I invented a new automotive fintech product to disrupt the unsavory extended car warranty market.
When: 2019 - 2020
Where: Uproar.car (now "Olive")
In March 2020, Uproar.car sold the very first digital and fully self-serve subscription car warranty. To accomplish this, I developed a new legal pathway that overcame product roadblocks that had stopped others, and I partnered closely with our marketing team to advertise and sell our automotive policies without the need of a sales team. This new product disrupted the extended warranty industry by offering convenient, fair-priced protection from unexpected car expenses. Uproar's subscribers saved $1,800 on average when compared to traditional dealership warranties. Also, customers were twice as satisfied. The industry took notice – within 12 months, three competitors began to copy my innovation using the new legal pathway that I had established.
In the spring of 2018, I joined two co-founders and was hired as the first employee at a seed-stage startup named Uproar.car. Uproar was blessed with an unusual situation: the company had investor seed funding before it had a business model. So, after months of trial and error to validate product ideas the three of us found a huge market ripe for disruption: the extended car warranty industry.

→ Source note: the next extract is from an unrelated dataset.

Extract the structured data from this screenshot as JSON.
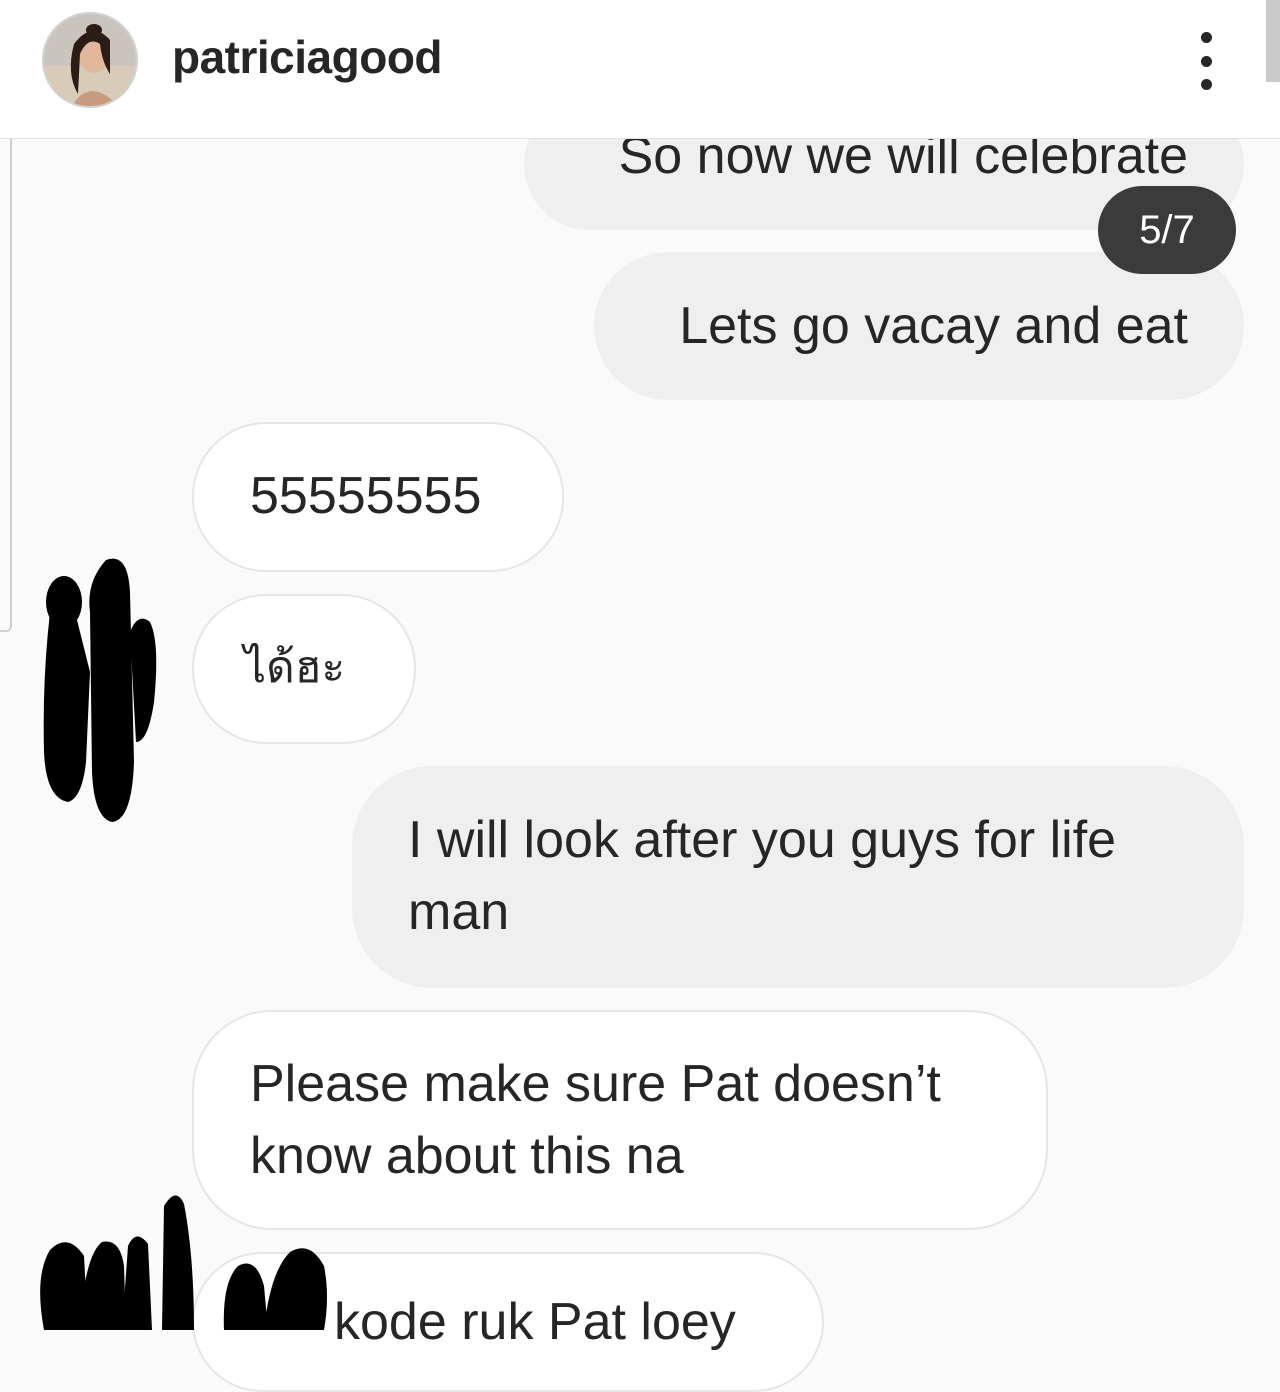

An extended car warranty is, in simple terms, a legal contract where the seller promises to pay for car breakdowns (e.g. a faulty transmission). Importantly, these legal contracts are governed by individual laws set by each US state. In 2018, US consumers spent $38 billion on extended car warranties. Despite the large market size, the industry suffers from low consumer satisfaction. Extended car warranties sold by industry incumbents like car dealerships are a bad deal for consumers. Dealerships often markup their products 200% to 300% and so the typical "5-year" $3,000 extended car warranty costs less than $1,000 to sell and insure. Extended warranties solve an important pain point: many Americans struggle financially with unexpected car breakdowns. The Federal Reserve drove this point home in a 2019 report that states “39% of Americans do not have $400 in savings to pay for an emergency event.” So, at Uproar.car we sought to protect Americans from unexpected car expenses by providing a service that was fair to the consumer. I knew that we would need a highly differentiated product to realize this mission.
I strategized three key differentiators to the traditional extended warranty.
To make the product fully self-serve, I hired a product and UX team and we partnered closely with our engineers to build an e-commerce website from scratch. We used easy-to-understand language to simplify our product and made sure to point out any coverage exclusions upfront.
To price our product at a low price I needed to estimate our break-even cost to sell a subscription. The most important variable to calculate this is called the "reserves", or how much cash should be set aside to cover future car breakdowns. I gathered 3 datasets to calculate the reserves and build our pricing model. 1) suggestions from a contracted actuary, 2) reserves from a company that sought to offer a similar monthly-warranty product (but canceled their plans before launch), and 3) a dataset that contains 25 years of historical claims data in the US (10M rows of data).
Traditional warranty customers have trouble finding their paper contracts when a breakdown occurs. To streamline the experience for users, we built an iOS and Android mobile app with easy access to digital contracts. It also helped customers make a claim without calling a human.
There were two significant roadblocks to innovate and launch our new fintech product.
Customers must certify that their car is not currently in need of repair prior to subscribing; however not every customer is honest. I predicted that Uproar would be exposed to a fraud scheme where a customer subscribes, lies about their car’s condition, then proceeds to submit an expensive claim – effectively walking away with a free repair. Looking for answers, I surveyed 100 Americans who had experienced a car breakdown. I found that in the event of a breakdown, drivers want to fix their car fast because they rely on their car to commute each day. This led me to a single viable solution: a 1-month waiting period before customers are eligible to make a claim.
State regulations were the largest hurdle to launch a true month-to-month extended car warranty. All 50 states have unique laws to govern extended warranties and I learned that other businesses had deemed a monthly subscription incompatible with these state laws. Most states included a one particular troublesome rule in their regulations: a customer must be eligible to make a claim during the term of their contract. The implication was that Uproar could not include a waiting period (essential to reduce fraud) in its month-to-month warranty. After 2 weeks of diving deep into service contract law, I found a workaround that state regulators would approve. I could define a waiting period outside of the scope of a contract. Our mobile app would enable this workaround. Process-wise, a customer would subscribe on our website, wait 1 month, and then would sign their contracts in our mobile app. State regulators offered no complaints with this solution so, using my workaround, Uproar was approved to sell extended car warranties in 44 states by the end of 2020.
I was successful in innovating the first monthly subscription, fully self-serve extended car warranty. Customers saved $1,800 on average compared to traditional dealership warranties and Uproar.car’s Android and iOS apps both maintained 4.5-star ratings: a reflection of high customer satisfaction with our claims process. My innovation could not be patented, so within a year several competitors, such as Carshield and Olive, began to replicate my invention. Uproar.car merged with Olive in January 2022. Olive continues to expand in market share and upholds the customer experience that Uproar.car pioneered: an honest, and fair-priced alternative to dealership warranties.